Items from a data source
--- START ---

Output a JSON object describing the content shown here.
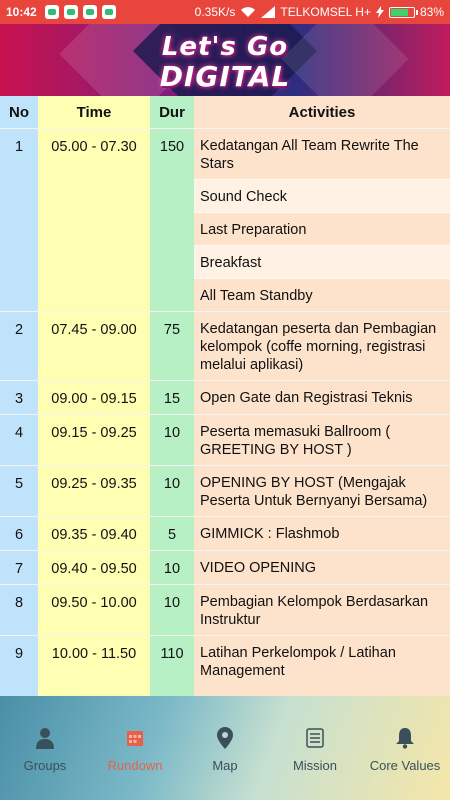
{
  "status_bar": {
    "time": "10:42",
    "speed": "0.35K/s",
    "carrier": "TELKOMSEL H+",
    "battery": "83%",
    "battery_level": 0.83
  },
  "banner": {
    "line1": "Let's Go",
    "line2": "DIGITAL"
  },
  "table": {
    "headers": {
      "no": "No",
      "time": "Time",
      "dur": "Dur",
      "activities": "Activities"
    },
    "rows": [
      {
        "no": "1",
        "time": "05.00 - 07.30",
        "dur": "150",
        "activities": [
          "Kedatangan All Team Rewrite The Stars",
          "Sound Check",
          "Last Preparation",
          "Breakfast",
          "All Team Standby"
        ]
      },
      {
        "no": "2",
        "time": "07.45 - 09.00",
        "dur": "75",
        "activities": [
          "Kedatangan peserta dan Pembagian kelompok (coffe morning, registrasi melalui aplikasi)"
        ]
      },
      {
        "no": "3",
        "time": "09.00 - 09.15",
        "dur": "15",
        "activities": [
          "Open Gate dan Registrasi Teknis"
        ]
      },
      {
        "no": "4",
        "time": "09.15 - 09.25",
        "dur": "10",
        "activities": [
          "Peserta memasuki Ballroom ( GREETING BY HOST )"
        ]
      },
      {
        "no": "5",
        "time": "09.25 - 09.35",
        "dur": "10",
        "activities": [
          "OPENING BY HOST (Mengajak Peserta Untuk Bernyanyi Bersama)"
        ]
      },
      {
        "no": "6",
        "time": "09.35 - 09.40",
        "dur": "5",
        "activities": [
          "GIMMICK : Flashmob"
        ]
      },
      {
        "no": "7",
        "time": "09.40 - 09.50",
        "dur": "10",
        "activities": [
          "VIDEO OPENING"
        ]
      },
      {
        "no": "8",
        "time": "09.50 - 10.00",
        "dur": "10",
        "activities": [
          "Pembagian Kelompok Berdasarkan Instruktur"
        ]
      },
      {
        "no": "9",
        "time": "10.00 - 11.50",
        "dur": "110",
        "activities": [
          "Latihan Perkelompok / Latihan Management"
        ]
      }
    ]
  },
  "bottom_nav": {
    "items": [
      {
        "label": "Groups",
        "icon": "person-icon"
      },
      {
        "label": "Rundown",
        "icon": "calendar-icon"
      },
      {
        "label": "Map",
        "icon": "map-pin-icon"
      },
      {
        "label": "Mission",
        "icon": "checklist-icon"
      },
      {
        "label": "Core Values",
        "icon": "bell-icon"
      }
    ],
    "active_color": "#e8604a"
  }
}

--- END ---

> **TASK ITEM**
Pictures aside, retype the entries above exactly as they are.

> **RESULT OF THIS EXERCISE**
Output a JSON object describing the content shown here.
{
  "status_bar": {
    "time": "10:42",
    "speed": "0.35K/s",
    "carrier": "TELKOMSEL H+",
    "battery": "83%",
    "battery_level": 0.83
  },
  "banner": {
    "line1": "Let's Go",
    "line2": "DIGITAL"
  },
  "table": {
    "headers": {
      "no": "No",
      "time": "Time",
      "dur": "Dur",
      "activities": "Activities"
    },
    "rows": [
      {
        "no": "1",
        "time": "05.00 - 07.30",
        "dur": "150",
        "activities": [
          "Kedatangan All Team Rewrite The Stars",
          "Sound Check",
          "Last Preparation",
          "Breakfast",
          "All Team Standby"
        ]
      },
      {
        "no": "2",
        "time": "07.45 - 09.00",
        "dur": "75",
        "activities": [
          "Kedatangan peserta dan Pembagian kelompok (coffe morning, registrasi melalui aplikasi)"
        ]
      },
      {
        "no": "3",
        "time": "09.00 - 09.15",
        "dur": "15",
        "activities": [
          "Open Gate dan Registrasi Teknis"
        ]
      },
      {
        "no": "4",
        "time": "09.15 - 09.25",
        "dur": "10",
        "activities": [
          "Peserta memasuki Ballroom ( GREETING BY HOST )"
        ]
      },
      {
        "no": "5",
        "time": "09.25 - 09.35",
        "dur": "10",
        "activities": [
          "OPENING BY HOST (Mengajak Peserta Untuk Bernyanyi Bersama)"
        ]
      },
      {
        "no": "6",
        "time": "09.35 - 09.40",
        "dur": "5",
        "activities": [
          "GIMMICK : Flashmob"
        ]
      },
      {
        "no": "7",
        "time": "09.40 - 09.50",
        "dur": "10",
        "activities": [
          "VIDEO OPENING"
        ]
      },
      {
        "no": "8",
        "time": "09.50 - 10.00",
        "dur": "10",
        "activities": [
          "Pembagian Kelompok Berdasarkan Instruktur"
        ]
      },
      {
        "no": "9",
        "time": "10.00 - 11.50",
        "dur": "110",
        "activities": [
          "Latihan Perkelompok / Latihan Management"
        ]
      }
    ]
  },
  "bottom_nav": {
    "items": [
      {
        "label": "Groups",
        "icon": "person-icon"
      },
      {
        "label": "Rundown",
        "icon": "calendar-icon"
      },
      {
        "label": "Map",
        "icon": "map-pin-icon"
      },
      {
        "label": "Mission",
        "icon": "checklist-icon"
      },
      {
        "label": "Core Values",
        "icon": "bell-icon"
      }
    ],
    "active_color": "#e8604a"
  }
}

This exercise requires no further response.